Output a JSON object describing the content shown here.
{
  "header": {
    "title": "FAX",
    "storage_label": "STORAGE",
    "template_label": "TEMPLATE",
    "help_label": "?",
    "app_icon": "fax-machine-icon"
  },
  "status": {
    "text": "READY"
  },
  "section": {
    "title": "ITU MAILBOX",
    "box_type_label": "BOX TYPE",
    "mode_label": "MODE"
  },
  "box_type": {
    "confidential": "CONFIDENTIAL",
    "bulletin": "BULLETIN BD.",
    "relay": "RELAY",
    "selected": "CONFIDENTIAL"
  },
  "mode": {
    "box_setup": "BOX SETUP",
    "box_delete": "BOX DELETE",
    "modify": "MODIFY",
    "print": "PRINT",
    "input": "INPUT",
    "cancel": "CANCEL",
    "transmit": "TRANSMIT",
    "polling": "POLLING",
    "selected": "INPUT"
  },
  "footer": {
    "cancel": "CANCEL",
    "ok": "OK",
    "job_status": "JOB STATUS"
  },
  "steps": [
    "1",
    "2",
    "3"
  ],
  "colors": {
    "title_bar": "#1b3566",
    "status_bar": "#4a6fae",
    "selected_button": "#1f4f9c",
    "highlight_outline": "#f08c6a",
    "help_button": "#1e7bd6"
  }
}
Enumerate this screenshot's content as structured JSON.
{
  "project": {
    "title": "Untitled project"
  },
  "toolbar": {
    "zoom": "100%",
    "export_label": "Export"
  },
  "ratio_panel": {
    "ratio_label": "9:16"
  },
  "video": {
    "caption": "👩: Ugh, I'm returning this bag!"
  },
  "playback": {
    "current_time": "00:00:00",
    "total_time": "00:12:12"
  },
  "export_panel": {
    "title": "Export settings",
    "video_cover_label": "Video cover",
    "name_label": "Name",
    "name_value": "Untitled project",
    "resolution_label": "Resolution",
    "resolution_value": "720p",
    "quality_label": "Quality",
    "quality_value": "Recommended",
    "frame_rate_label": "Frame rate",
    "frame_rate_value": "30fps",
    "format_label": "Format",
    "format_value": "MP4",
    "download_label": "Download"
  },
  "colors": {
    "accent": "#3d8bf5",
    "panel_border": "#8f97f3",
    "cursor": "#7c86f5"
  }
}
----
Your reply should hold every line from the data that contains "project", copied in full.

  "project": {
    "title": "Untitled project"
    "name_value": "Untitled project",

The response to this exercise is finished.